    Article  Google Scholar 

  7. Boyle EM, Poulsen G, Field DJ, Kurinczuk JJ, Wolke D, Alfirevic Z et al. Effects of gestational age at birth on health outcomes at 3 and 5 years of age: population based cohort study. BMJ 2012; 344: e896.

    Article  Google Scholar 

  8. Wright J, Small N, Raynor P, Tuffnell D, Bhopal R, Cameron N et al. Cohort profile: The Born in Bradford multi-ethnic family cohort study. Int J Epidemiol 2013; 42: 978–991.

    Article  Google Scholar 

Download references

Acknowledgements

BiB was only possible because of the enthusiasm and commitment of the children and parents in BiB. We are grateful to all the participants, health professionals and researchers who have made BiB happen. This work was funded by the Institute for European expertise in physiology and also by an National Institute for Health Research (NIHR) Collaborations for Leadership in Applied Health Research and Care (CLAHRC) implementation grant (CLAHRC implementation grant (KRD/012/001/006)).

Disclaimer

The funders had no role in the design or interpretation of the results of this study. This paper presents independent research commissioned by the NIHR under the CLAHRC programme for Leeds, York and Bradford. The views expressed are those of the author(s) and not necessarily those of the National Health Service, the NIHR or the Department of Health.

Author information

Authors and Affiliations

Authors

Corresponding author

Correspondence to E S Petherick.

Ethics declarations

Competing interests

The authors declare no conflict of interest.

Rights and permissions

Reprints and Permissions

About this article

Cite this article

Petherick, E., Goran, M. & Wright, J. Relationship between artificially sweetened and sugar-sweetened cola beverage consumption during pregnancy and preterm delivery in a multi-ethnic cohort: analysis of the Born in Bradford cohort study. Eur J Clin Nutr 68, 404–407 (2014). https://doi.org/10.1038/ejcn.2013.267

Download citation

  • Received:

  • Revised:

  • Accepted:

  • Published:

  • Issue Date:

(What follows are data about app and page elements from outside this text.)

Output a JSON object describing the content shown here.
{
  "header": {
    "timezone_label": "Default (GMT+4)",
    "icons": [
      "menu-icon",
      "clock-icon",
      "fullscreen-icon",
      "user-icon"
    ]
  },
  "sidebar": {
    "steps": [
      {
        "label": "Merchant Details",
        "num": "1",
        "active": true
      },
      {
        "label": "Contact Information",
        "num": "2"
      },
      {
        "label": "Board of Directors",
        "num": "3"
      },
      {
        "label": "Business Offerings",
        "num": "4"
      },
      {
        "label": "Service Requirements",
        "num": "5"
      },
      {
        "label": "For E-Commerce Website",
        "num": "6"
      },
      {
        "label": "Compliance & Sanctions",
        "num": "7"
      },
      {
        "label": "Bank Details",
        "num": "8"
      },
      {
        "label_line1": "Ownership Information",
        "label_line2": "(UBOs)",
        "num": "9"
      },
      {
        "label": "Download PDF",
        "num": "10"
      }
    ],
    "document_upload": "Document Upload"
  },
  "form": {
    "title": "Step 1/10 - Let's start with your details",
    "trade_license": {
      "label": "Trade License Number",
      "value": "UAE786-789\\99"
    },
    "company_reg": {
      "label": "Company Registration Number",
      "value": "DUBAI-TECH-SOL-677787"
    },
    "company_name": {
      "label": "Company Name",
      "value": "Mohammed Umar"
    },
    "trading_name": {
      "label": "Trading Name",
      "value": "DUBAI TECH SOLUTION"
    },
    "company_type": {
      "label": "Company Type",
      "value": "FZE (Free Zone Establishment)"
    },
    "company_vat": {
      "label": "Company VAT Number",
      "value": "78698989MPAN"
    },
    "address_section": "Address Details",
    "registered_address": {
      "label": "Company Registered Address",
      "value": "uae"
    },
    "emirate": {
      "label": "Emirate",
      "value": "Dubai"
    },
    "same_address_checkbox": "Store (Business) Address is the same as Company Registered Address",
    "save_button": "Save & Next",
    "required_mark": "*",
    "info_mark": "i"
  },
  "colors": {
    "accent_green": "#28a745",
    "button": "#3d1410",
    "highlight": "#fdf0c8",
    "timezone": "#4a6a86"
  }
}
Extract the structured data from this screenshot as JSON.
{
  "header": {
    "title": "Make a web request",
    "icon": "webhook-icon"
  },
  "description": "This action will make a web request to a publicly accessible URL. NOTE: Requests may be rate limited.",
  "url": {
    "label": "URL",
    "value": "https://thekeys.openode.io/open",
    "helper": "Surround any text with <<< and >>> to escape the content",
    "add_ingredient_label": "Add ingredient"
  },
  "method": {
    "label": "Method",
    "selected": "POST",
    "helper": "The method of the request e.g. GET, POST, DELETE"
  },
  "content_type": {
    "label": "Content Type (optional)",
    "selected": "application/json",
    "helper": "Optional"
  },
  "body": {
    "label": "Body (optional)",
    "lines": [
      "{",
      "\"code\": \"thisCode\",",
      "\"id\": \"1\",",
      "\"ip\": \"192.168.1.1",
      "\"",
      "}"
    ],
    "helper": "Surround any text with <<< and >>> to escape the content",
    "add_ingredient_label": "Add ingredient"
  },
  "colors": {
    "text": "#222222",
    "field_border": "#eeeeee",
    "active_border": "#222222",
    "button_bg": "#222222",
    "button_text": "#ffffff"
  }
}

  • DOI: https://doi.org/10.1038/ejcn.2013.267

Keywords

  • preterm birth
  • cola beverages
  • maternal health
  • maternal nutrition

This article is cited by

Search

Quick links